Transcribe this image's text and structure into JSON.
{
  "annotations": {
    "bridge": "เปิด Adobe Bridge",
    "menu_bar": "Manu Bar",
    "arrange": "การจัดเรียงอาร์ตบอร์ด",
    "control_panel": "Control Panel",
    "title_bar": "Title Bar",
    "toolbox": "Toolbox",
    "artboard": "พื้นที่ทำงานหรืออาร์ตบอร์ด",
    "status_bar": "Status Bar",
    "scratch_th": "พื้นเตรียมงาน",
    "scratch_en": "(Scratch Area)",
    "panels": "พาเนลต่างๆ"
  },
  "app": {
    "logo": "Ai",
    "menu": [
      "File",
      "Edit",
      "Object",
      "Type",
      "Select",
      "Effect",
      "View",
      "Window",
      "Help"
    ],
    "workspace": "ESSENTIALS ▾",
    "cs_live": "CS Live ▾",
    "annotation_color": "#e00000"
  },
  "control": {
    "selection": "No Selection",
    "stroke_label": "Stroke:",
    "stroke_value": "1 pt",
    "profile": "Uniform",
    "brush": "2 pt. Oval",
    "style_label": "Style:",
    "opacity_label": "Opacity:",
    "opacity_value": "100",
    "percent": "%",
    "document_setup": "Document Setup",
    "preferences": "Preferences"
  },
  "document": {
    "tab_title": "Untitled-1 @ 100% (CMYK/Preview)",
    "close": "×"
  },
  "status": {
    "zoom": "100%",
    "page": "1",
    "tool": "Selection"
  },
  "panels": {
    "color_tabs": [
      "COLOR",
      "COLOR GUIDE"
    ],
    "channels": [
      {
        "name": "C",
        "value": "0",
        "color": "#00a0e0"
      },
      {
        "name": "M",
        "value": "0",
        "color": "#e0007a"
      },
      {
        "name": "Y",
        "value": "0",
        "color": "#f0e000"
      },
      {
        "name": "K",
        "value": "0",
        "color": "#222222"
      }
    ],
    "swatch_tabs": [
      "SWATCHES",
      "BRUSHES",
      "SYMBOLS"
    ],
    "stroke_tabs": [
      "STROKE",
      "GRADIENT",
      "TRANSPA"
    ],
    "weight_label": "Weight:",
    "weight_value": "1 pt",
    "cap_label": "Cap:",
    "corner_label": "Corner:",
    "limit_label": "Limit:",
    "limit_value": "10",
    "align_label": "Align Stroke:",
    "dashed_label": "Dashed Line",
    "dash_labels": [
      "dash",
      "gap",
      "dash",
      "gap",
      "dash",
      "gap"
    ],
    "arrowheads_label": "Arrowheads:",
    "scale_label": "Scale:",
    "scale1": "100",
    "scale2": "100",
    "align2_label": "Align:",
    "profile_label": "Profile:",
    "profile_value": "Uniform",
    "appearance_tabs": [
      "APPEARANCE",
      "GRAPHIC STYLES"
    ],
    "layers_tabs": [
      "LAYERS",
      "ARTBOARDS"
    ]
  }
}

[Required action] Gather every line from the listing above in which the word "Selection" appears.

[Answer below]
    "selection": "No Selection",
    "tool": "Selection"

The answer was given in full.